Last July 15, when US-backed sections of Turkish military attempted to topple Erdogan in a coup, Putin was the first major world leader to call and offer his sympathies to the Turkish president. In August, Erdogan travelled to Russia for a St. Petersburg summit, where he met with Putin and discussed how to improve economic and military ties. Despite ongoing differences over the future of the Syrian regime, Ankara and Moscow initiated the Astana talks to organize a cessation of hostilities in Syria.
Now, the US missile attack on Syria—a harbinger of more and broader military action to come—is throwing this collaboration into doubt, as Erdogan turns towards Washington and its preparations for war with Syria and, ultimately, Russia.
The US bombing came as Turkey’s own military intervention in Syria is in deep crisis. Turkish forces are still occupying a swath of territory all the way to Al Bab. On March 29, a day before US Secretary of State Rex Tillerson’s visit, Ankara announced that Operation Euphrates Shield had been “accomplished.”
Ankara launched its “Operation Euphrates Shield” last August to fight the Islamic State (IS) and, above all, to push the YPG-dominated Syrian Democratic Forces (SDF), the main proxy force of the US imperialism in Syria, back to the eastern bank of the Euphrates River.
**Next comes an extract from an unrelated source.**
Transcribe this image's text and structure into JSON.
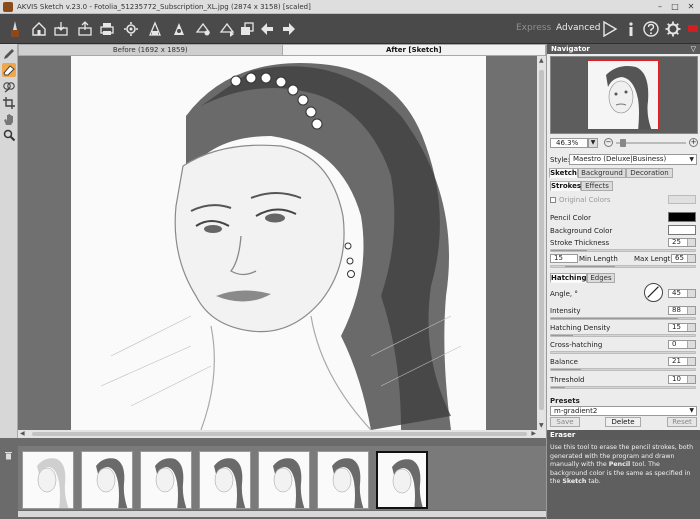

Just a month ago, after the capture of Al Bab from IS, Ankara stated that its offensive would continue to the SDF-held town of Manbij, and then to the IS stronghold, Raqqa. Ultimately, however, the Turkish army only managed to seize a narrow strip of Syrian territory and capture Al Bab at the cost of high casualties.
Adding to Ankara’s troubles, both Moscow and Washington have signaled in recent months that they will back and work with Kurdish nationalists in Syria. Russia has deployed military personnel to Afrin, the largely Kurdish-populated northwestern area of Syria and part of the YPG-controlled de facto autonomous region of Rojava, while the US Army is protecting Manbij with hundreds of Special Forces troops.
Operation Euphrates Shield’s objectives have not been accomplished, and the Turkish regime appears to be recklessly hoping to improve its military posture through a major US military escalation. Ankara is also discussing an escalation of its own military intervention into Iraq.
The Turkish president stated last week that the next stage of Operation Euphrates Shield would include northern Iraq. In an April 4 televised interview, Erdogan said, “There are the Tal Afar and Sinjar situations [in Iraq]. We also have kin in Mosul.” Such a military adventure in Iraq threatens to ignite a military conflict with Iraq and Iran, while escalating the simmering civil war between the Turkish army and the PKK within Turkey.
The Turkish government’s warmongering meets with no real opposition inside the Turkish bourgeois establishment, however. Last October, the opposition Republican People’s Party (CHP) voted for a resolution in the Turkish parliament that extended the government’s authority to launch cross-border operations for a year.
The pro-Kurdish Peoples’ Democratic Party (HDP), for its part, objected to Turkish military operations in Syria and Iraq, but only on the grounds that they target Kurdish nationalists; they enthusiastically welcomed the US-led regime-change operations in Syria.